You can always deduct expenses up to the level of rental income you report. But what if costs exceed what you take in? Whether a loss can shelter other income depends on two things: how much you use the property yourself and how high your income is.
If you use the place more than 14 days, or more than 10% of the number of days it is rented -- whichever is more -- it is considered a personal residence and the loss can't be deducted. (But because it is a personal residence, the interest that doesn't count as a rental expense -- 20% in our example -- can be deducted as a personal expense.)
If you limit personal use to 14 days or 10%, the vacation home is considered a business and up to $25,000 in losses might be deductible each year. That's why lots of vacation homeowners hold down leisure use and spend lots of time "maintaining" the property. Fix-up days don't count as personal use. The tax savings from the loss (up to $7,000 a year if you're in the 28% tax bracket) help pay for the vacation home. Unfortunately, holding down personal use means forfeiting the write-off for the portion of mortgage interest that fails to qualify as either a rental or personal-residence expense.
We say such losses might be deductible because real estate losses are considered "passive losses" by the tax law. And, passive losses are generally not deductible. But, there's an exception that might protect you. If your adjusted gross income (AGI) is less than $100,000, up to $25,000 of such losses can be deducted each year to offset income such as your salary. (AGI is basically income before subtracting your exemptions and deductions.) As income rises between $100,000 and $150,000, however, that $25,000 allowance disappears. Passive losses you can't deduct can be stored up and used to offset taxable profit when you ultimately sell the vacation house.
Although the rule that allows home owners to take up to $500,000 of profit tax free applies only to your principal residence, there is a way to extend the break to your second home: Make it you principal residence before you sell. That's not as wacky as it might sound. Some retirees, for example, are selling the big family home and moving full time into what had been their vacation home. Once you live in that home for two years, up to $500,000 of profit can be tax free. (Any profit attributable to depreciation while you rented the place, though, would be taxable. Depreciation reduces your tax basis in the property and therefore increase profit dollar for dollar.)
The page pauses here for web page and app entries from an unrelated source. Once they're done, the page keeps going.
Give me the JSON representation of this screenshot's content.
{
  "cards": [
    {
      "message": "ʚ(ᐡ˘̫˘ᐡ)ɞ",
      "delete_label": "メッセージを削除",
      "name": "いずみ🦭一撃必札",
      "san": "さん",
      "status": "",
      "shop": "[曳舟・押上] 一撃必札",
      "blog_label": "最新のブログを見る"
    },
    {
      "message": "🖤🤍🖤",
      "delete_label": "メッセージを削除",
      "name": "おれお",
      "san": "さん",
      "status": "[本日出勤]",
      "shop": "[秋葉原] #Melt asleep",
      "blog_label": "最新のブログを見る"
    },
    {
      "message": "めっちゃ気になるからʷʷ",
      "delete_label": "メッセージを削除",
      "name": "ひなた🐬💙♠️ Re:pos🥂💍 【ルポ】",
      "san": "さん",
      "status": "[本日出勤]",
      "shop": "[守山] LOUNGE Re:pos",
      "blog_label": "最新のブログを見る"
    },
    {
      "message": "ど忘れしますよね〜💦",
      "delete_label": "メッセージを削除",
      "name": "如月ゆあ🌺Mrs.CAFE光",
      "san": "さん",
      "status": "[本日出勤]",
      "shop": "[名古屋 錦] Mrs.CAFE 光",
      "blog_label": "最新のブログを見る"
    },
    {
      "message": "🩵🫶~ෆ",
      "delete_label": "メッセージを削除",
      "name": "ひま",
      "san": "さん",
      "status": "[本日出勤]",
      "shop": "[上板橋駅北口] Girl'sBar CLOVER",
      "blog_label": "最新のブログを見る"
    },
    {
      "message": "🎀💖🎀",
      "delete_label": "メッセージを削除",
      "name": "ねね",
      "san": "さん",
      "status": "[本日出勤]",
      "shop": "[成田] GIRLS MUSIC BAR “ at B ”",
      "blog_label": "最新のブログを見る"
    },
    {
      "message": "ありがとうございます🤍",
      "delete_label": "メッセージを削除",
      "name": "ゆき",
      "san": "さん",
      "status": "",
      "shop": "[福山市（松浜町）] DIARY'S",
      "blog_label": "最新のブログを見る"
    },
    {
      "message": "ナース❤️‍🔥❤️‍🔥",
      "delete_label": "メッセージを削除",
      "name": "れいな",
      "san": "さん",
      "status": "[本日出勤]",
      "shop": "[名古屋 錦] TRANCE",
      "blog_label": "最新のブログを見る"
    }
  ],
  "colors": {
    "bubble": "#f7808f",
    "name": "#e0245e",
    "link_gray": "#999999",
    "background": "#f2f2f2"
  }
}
Texas County Appraisal Districts Source: www.texasgulfcoastonline.com